The final shutdown in March 1972 was in accordance with the SM-1A Decommissioning Plan approved by the Army Reactor Systems Health & Safety Review Committee (ARCHS). This consisted of removal of the highly enriched uranium dioxide nuclear fuel, minor decontamination, shipment of pre-packaged radioactive waste, encasing certain reactor components (vapour container, waste tanks, and demineraliser room), sealing the pressure vessel, and installing appropriate warning signs and monitoring devices.
Certain areas were maintained as restricted areas for radiation safety considerations. This method of decommissioning was selected to minimise costs and personnel radiation exposure. Future remediation was deferred until radiation levels and quantities of radioactive waste were significantly reduced. In 1995, Fort Greely was placed on the Base Realignment and Closure list (BRAC) under which certain areas were investigated and remediated. The base was then removed from the BRAC list and remained open to support critical Army missions.
The decommissioning strategy developed in the 1970s recommended that the deactivated reactors should be placed into a safe storage mode to allow the shorter-lived radionuclides to decay. Delaying decommissioning was expected to reduce radioactive waste volumes and worker exposures. However, preliminary studies indicated that the levels of contamination present within the reactors would not be reduced by decay sufficiently to allow for release of the facilities without significant decontamination. Additionally, concern regarding the increasing cost and decreasing availability of radioactive waste disposal led the Army Reactor Office (ARO) to reassess disposal options.
USACE developed a management plan for conducting an All Hazards Assessment, which contained provisions for four phases of work. Phase I included a Historical Records Review & Disposal Alternatives Investigation. Phase II included performing a characterisation survey and decommissioning cost estimate, which was completed in 2015. Phases III and IV deal with decommissioning planning, design, and execution. Decommissioning Planning has been completed and USACE has received a Decommissioning Permit from ARO. The total estimate for decommissioning is $243m including estimated costs to implement the project and USACE oversight USACE expects decommissioning efforts at the site to be completed by 2029. The site will then be released to the Garrison for future use.

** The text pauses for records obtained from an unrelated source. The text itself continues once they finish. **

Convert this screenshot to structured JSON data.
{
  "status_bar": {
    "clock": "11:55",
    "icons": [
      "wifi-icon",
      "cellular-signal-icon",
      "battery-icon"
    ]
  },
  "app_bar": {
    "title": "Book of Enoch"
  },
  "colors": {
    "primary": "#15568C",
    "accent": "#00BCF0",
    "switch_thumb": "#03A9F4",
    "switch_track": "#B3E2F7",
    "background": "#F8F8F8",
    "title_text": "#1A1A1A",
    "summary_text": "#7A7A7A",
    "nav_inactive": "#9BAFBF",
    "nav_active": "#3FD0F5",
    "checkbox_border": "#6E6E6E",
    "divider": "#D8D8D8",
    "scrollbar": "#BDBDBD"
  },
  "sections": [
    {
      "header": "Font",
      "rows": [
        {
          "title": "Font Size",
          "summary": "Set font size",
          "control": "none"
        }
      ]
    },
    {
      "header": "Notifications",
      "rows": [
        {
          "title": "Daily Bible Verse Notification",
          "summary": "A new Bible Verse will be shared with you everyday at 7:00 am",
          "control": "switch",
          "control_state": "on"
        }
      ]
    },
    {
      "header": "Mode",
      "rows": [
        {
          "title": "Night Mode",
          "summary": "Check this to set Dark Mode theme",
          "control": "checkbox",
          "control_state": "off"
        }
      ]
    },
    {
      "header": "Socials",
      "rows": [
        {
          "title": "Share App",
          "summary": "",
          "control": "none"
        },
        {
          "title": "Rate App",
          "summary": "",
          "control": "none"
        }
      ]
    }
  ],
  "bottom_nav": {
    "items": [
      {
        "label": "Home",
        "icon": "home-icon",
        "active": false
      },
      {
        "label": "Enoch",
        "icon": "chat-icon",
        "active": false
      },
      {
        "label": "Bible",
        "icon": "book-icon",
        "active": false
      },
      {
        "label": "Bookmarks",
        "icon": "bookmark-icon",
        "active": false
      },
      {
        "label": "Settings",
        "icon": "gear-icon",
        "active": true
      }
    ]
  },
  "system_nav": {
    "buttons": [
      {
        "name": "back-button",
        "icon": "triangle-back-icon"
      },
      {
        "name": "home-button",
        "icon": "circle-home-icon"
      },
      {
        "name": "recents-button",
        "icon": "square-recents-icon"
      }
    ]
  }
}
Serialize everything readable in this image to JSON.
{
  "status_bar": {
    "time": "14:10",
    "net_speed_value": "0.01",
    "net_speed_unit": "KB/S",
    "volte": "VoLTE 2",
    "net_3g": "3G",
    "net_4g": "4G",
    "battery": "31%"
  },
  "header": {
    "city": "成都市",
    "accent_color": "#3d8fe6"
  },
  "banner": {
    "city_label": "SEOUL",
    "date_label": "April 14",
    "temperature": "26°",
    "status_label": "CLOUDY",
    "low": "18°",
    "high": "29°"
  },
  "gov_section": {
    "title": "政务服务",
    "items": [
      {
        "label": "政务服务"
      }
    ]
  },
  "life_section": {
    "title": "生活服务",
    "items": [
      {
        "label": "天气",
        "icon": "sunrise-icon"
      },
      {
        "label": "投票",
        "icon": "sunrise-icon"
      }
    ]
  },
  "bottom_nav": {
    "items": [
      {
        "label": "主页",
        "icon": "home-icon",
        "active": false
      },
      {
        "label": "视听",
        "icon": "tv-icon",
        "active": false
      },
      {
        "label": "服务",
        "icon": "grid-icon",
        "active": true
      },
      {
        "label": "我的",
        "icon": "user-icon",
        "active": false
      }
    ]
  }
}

The remaining materials that have been entombed in concrete or safely stored onsite will now be removed as part of the contract with A3D. As to the contract dispute, KUAC quoted Barber as saying: “We don’t typically comment too much on the protests just because of the sensitivity.” However, according to information on the GAO website, A3D argued that USACE misevaluated the Westinghouse proposal and also failed to engage in adequate, equal discussions with the firm. Westinghouse also failed to identify a retention plan to ensure key personnel would be available for the duration of the project.
Barber said the re-evaluation has delayed the completion date of the project by a year. “We’re finalising some startup-related issues with respect to the contract now,” she said, “and we’re hopeful that work on the site – physical work on the site – is probably still six to eight months out.”
Image: The SM-1A plant at Fort Greely (courtesy of Alaska Public Media)